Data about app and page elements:
◇ ◇ ◇ ◇
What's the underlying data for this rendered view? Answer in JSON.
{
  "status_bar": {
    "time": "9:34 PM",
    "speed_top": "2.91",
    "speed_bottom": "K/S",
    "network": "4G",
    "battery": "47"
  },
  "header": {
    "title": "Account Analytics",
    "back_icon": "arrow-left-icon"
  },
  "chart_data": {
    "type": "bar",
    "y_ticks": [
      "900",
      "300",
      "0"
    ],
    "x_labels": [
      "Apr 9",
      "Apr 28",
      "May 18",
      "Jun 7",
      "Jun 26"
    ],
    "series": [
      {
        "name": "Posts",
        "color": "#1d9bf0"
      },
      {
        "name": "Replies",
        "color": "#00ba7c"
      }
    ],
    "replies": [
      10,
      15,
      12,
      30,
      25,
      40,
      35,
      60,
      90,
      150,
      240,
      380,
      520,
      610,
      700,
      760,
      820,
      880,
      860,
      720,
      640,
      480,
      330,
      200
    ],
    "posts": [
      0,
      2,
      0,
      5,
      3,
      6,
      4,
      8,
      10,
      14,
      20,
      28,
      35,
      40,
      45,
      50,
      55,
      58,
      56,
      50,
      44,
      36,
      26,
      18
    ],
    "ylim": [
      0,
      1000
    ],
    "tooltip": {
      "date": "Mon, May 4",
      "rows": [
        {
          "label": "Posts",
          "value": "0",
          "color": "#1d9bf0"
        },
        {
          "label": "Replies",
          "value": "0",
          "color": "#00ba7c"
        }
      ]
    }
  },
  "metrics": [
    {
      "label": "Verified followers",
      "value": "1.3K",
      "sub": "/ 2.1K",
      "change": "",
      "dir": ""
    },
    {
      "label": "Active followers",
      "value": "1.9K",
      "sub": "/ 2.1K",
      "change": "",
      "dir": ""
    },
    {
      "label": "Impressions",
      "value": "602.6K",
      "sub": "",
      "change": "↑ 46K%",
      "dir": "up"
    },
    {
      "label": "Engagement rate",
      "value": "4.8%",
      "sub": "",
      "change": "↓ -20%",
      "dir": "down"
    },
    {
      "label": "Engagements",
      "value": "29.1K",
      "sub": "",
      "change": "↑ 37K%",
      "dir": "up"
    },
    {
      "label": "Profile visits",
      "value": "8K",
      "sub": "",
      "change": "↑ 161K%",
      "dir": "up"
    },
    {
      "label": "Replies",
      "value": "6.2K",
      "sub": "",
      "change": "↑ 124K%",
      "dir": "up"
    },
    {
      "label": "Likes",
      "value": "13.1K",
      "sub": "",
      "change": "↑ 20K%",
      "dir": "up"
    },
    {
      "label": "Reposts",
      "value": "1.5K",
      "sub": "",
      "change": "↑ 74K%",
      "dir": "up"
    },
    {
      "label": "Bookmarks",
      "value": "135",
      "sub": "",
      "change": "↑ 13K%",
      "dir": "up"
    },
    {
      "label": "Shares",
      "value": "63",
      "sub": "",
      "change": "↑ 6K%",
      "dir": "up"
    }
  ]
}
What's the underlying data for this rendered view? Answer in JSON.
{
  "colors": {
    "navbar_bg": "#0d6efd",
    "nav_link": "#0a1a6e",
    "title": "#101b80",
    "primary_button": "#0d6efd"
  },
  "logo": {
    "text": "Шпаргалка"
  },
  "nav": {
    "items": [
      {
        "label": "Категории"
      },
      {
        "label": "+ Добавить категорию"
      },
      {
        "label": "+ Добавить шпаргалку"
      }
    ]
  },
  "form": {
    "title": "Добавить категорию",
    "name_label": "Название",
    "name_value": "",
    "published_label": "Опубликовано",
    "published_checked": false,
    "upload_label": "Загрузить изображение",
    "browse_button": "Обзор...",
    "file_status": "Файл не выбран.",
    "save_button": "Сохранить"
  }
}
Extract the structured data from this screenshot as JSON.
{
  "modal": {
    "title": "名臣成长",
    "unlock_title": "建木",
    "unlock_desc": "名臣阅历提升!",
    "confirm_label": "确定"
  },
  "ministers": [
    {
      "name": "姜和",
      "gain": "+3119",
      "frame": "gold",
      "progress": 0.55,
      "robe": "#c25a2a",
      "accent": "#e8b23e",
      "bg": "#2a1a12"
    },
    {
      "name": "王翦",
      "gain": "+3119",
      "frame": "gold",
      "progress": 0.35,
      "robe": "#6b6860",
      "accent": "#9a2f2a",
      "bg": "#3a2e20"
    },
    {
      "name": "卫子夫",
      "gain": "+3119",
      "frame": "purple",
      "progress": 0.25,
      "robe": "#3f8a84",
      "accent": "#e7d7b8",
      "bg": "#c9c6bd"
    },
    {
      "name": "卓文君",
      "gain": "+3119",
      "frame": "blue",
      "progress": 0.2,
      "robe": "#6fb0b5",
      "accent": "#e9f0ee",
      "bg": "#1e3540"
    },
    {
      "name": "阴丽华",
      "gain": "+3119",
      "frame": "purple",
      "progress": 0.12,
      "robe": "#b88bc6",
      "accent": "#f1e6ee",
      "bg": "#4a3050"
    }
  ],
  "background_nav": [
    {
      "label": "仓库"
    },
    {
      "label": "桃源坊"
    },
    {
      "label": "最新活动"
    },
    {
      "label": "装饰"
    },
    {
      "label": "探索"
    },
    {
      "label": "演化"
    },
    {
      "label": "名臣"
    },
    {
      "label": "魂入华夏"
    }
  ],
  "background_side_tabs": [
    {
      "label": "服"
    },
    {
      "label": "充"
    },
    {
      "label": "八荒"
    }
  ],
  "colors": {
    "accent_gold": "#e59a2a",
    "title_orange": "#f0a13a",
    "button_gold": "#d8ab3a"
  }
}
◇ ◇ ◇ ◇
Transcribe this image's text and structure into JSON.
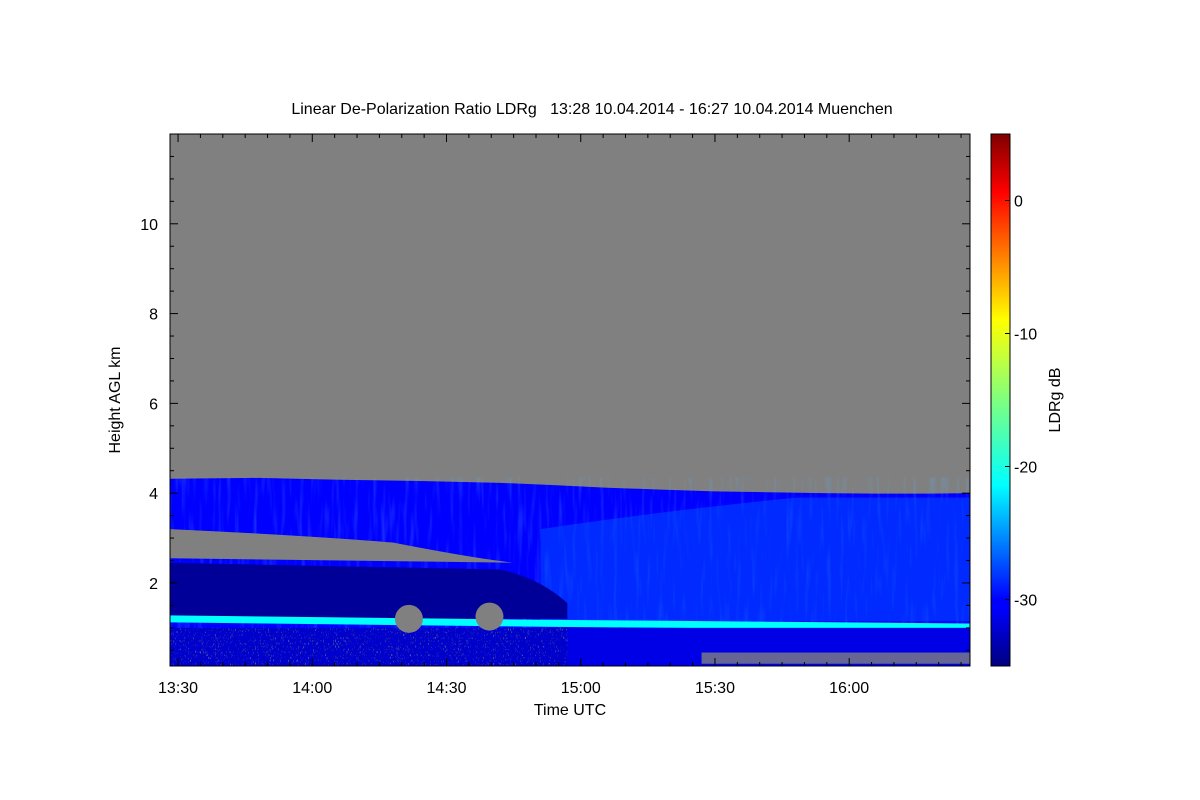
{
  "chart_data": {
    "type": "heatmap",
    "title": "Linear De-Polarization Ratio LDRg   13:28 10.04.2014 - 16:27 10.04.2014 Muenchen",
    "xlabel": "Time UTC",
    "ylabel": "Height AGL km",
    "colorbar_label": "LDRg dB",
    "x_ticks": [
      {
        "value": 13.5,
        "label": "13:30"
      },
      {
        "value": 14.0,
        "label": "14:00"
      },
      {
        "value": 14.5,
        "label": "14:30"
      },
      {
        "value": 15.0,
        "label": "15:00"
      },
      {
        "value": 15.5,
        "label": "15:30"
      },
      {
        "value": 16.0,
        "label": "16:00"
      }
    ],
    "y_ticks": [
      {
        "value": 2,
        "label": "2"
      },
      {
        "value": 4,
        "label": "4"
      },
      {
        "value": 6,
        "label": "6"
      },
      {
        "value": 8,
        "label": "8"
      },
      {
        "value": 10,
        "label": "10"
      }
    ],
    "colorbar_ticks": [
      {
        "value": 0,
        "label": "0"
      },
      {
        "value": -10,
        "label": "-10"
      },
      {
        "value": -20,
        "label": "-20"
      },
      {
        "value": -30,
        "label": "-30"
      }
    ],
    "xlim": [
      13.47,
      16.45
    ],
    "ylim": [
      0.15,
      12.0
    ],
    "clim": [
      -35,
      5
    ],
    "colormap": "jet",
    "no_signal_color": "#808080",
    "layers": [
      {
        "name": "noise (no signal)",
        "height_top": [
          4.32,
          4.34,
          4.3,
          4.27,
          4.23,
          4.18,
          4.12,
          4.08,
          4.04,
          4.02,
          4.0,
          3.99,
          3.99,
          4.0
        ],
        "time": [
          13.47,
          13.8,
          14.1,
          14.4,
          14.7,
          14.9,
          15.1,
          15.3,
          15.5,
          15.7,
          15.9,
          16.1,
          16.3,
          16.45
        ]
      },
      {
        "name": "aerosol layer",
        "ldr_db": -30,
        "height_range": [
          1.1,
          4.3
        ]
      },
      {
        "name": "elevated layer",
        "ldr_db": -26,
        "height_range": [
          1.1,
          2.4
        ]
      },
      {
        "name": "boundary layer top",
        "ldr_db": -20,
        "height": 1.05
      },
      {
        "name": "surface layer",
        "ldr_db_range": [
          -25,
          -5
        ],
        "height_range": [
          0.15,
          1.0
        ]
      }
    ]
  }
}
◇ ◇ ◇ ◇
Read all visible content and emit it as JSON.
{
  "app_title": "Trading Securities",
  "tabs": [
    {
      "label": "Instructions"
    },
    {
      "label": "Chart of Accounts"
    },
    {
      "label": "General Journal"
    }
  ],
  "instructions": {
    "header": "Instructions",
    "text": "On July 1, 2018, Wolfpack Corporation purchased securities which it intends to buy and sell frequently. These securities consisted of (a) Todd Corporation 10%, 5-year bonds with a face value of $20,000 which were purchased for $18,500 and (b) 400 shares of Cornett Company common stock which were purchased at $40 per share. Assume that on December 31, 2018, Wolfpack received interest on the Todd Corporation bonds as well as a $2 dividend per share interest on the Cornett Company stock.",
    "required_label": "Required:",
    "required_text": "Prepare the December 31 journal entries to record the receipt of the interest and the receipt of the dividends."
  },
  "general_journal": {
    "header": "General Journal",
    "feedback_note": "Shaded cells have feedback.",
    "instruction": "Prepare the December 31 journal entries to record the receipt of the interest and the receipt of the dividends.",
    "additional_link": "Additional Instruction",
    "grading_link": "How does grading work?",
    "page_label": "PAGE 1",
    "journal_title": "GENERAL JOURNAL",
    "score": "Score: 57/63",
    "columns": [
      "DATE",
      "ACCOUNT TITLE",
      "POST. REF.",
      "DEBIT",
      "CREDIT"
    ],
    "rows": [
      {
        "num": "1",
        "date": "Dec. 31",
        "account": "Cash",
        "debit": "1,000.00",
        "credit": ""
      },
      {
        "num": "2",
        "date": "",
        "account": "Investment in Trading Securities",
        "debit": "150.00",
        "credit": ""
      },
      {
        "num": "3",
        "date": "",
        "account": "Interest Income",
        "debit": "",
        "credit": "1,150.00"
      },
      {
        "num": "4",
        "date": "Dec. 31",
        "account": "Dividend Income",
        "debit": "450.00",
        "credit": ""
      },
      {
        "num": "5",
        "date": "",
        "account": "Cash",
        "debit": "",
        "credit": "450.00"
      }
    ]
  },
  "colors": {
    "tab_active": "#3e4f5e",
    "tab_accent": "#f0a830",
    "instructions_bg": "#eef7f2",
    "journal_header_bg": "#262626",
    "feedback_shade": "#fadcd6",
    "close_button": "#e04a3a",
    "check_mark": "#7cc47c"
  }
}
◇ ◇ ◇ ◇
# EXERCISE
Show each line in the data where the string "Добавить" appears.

# SOLVED PROBLEM
        "label": "+ Добавить категорию"
        "label": "+ Добавить шпаргалку"
    "title": "Добавить категорию",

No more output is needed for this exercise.